### WORK ORDER:
Go line by line through the entries below and copy those containing the string "None".

### AVAILABLE DATA:
§ §

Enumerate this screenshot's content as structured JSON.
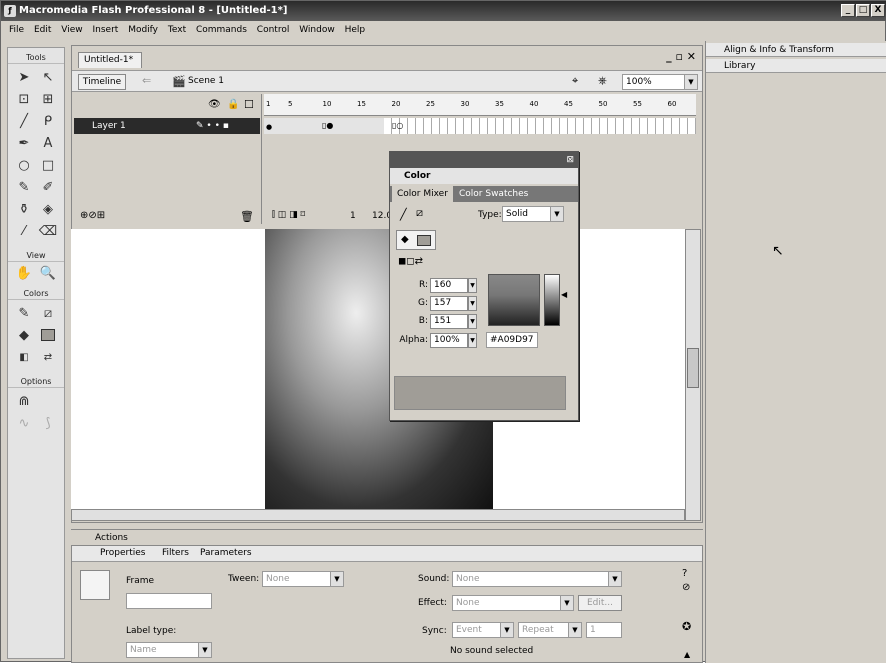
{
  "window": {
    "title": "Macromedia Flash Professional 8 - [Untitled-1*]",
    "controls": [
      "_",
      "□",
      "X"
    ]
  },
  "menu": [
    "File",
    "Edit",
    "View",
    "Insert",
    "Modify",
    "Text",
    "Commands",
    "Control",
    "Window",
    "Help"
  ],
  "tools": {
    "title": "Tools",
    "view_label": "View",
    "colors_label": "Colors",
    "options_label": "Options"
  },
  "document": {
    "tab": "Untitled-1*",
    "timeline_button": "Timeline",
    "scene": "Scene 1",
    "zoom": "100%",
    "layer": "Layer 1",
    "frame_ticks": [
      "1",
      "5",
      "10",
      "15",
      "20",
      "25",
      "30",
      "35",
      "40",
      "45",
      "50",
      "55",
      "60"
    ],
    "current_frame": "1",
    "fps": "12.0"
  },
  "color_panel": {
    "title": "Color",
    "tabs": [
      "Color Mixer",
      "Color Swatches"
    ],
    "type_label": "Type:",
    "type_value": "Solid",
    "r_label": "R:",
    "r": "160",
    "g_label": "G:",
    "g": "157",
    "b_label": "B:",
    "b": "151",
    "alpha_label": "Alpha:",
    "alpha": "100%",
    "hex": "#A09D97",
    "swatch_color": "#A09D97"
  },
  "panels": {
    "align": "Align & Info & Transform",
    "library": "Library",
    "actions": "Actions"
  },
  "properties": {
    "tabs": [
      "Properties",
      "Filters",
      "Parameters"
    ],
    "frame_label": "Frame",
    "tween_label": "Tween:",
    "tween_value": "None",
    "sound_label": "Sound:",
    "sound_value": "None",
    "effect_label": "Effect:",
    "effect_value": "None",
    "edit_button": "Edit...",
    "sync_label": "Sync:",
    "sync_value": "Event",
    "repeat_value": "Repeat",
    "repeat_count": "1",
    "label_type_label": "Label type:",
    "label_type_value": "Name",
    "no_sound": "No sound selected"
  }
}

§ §

### SOLUTION BELOW:
    "tween_value": "None",
    "sound_value": "None",
    "effect_value": "None",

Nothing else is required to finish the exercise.